**WORK TO BE COMPLETED:** Would you reproduce all of the entries below, character for character?

[[ GIVEN RECORDS, beginning ]]

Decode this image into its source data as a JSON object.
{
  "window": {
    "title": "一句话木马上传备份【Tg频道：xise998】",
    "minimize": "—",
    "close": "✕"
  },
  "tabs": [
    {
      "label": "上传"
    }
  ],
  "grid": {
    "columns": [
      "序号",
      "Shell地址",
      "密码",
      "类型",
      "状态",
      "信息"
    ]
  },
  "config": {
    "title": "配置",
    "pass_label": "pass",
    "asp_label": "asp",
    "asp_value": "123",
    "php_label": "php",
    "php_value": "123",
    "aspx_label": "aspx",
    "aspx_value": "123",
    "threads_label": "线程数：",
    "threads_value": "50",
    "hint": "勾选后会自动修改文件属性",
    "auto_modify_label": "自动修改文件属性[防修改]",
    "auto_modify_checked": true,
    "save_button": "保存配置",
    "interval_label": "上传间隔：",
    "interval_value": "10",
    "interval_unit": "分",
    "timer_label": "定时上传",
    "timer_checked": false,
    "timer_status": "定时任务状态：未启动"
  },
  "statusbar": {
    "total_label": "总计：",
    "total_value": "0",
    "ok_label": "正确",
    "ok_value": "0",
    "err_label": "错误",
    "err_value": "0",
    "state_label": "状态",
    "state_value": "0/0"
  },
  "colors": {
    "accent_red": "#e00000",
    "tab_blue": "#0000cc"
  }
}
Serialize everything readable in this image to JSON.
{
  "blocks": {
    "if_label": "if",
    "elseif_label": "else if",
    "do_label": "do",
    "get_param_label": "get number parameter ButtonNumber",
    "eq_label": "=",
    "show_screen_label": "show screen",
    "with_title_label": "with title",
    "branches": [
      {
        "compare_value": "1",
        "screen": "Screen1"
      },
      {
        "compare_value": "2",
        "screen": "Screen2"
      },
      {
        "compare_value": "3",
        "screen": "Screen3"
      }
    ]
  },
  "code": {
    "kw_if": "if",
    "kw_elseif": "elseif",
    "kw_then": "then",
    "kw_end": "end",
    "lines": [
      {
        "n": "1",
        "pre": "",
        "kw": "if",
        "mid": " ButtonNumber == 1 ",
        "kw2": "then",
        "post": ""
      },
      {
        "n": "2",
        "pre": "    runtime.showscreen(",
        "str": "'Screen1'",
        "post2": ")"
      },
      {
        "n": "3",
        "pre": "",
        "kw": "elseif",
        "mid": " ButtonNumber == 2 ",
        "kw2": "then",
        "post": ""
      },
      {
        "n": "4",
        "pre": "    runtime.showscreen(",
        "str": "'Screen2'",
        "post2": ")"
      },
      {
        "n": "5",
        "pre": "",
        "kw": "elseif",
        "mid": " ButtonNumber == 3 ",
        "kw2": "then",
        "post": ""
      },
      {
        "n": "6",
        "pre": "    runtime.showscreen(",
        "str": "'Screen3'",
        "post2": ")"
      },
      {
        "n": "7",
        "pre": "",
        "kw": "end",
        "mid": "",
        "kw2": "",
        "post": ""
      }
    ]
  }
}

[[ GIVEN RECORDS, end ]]

**SOLUTION BELOW:**
Decode this image into its source data as a JSON object.
{
  "window": {
    "title": "一句话木马上传备份【Tg频道：xise998】",
    "minimize": "—",
    "close": "✕"
  },
  "tabs": [
    {
      "label": "上传"
    }
  ],
  "grid": {
    "columns": [
      "序号",
      "Shell地址",
      "密码",
      "类型",
      "状态",
      "信息"
    ]
  },
  "config": {
    "title": "配置",
    "pass_label": "pass",
    "asp_label": "asp",
    "asp_value": "123",
    "php_label": "php",
    "php_value": "123",
    "aspx_label": "aspx",
    "aspx_value": "123",
    "threads_label": "线程数：",
    "threads_value": "50",
    "hint": "勾选后会自动修改文件属性",
    "auto_modify_label": "自动修改文件属性[防修改]",
    "auto_modify_checked": true,
    "save_button": "保存配置",
    "interval_label": "上传间隔：",
    "interval_value": "10",
    "interval_unit": "分",
    "timer_label": "定时上传",
    "timer_checked": false,
    "timer_status": "定时任务状态：未启动"
  },
  "statusbar": {
    "total_label": "总计：",
    "total_value": "0",
    "ok_label": "正确",
    "ok_value": "0",
    "err_label": "错误",
    "err_value": "0",
    "state_label": "状态",
    "state_value": "0/0"
  },
  "colors": {
    "accent_red": "#e00000",
    "tab_blue": "#0000cc"
  }
}
Serialize everything readable in this image to JSON.
{
  "blocks": {
    "if_label": "if",
    "elseif_label": "else if",
    "do_label": "do",
    "get_param_label": "get number parameter ButtonNumber",
    "eq_label": "=",
    "show_screen_label": "show screen",
    "with_title_label": "with title",
    "branches": [
      {
        "compare_value": "1",
        "screen": "Screen1"
      },
      {
        "compare_value": "2",
        "screen": "Screen2"
      },
      {
        "compare_value": "3",
        "screen": "Screen3"
      }
    ]
  },
  "code": {
    "kw_if": "if",
    "kw_elseif": "elseif",
    "kw_then": "then",
    "kw_end": "end",
    "lines": [
      {
        "n": "1",
        "pre": "",
        "kw": "if",
        "mid": " ButtonNumber == 1 ",
        "kw2": "then",
        "post": ""
      },
      {
        "n": "2",
        "pre": "    runtime.showscreen(",
        "str": "'Screen1'",
        "post2": ")"
      },
      {
        "n": "3",
        "pre": "",
        "kw": "elseif",
        "mid": " ButtonNumber == 2 ",
        "kw2": "then",
        "post": ""
      },
      {
        "n": "4",
        "pre": "    runtime.showscreen(",
        "str": "'Screen2'",
        "post2": ")"
      },
      {
        "n": "5",
        "pre": "",
        "kw": "elseif",
        "mid": " ButtonNumber == 3 ",
        "kw2": "then",
        "post": ""
      },
      {
        "n": "6",
        "pre": "    runtime.showscreen(",
        "str": "'Screen3'",
        "post2": ")"
      },
      {
        "n": "7",
        "pre": "",
        "kw": "end",
        "mid": "",
        "kw2": "",
        "post": ""
      }
    ]
  }
}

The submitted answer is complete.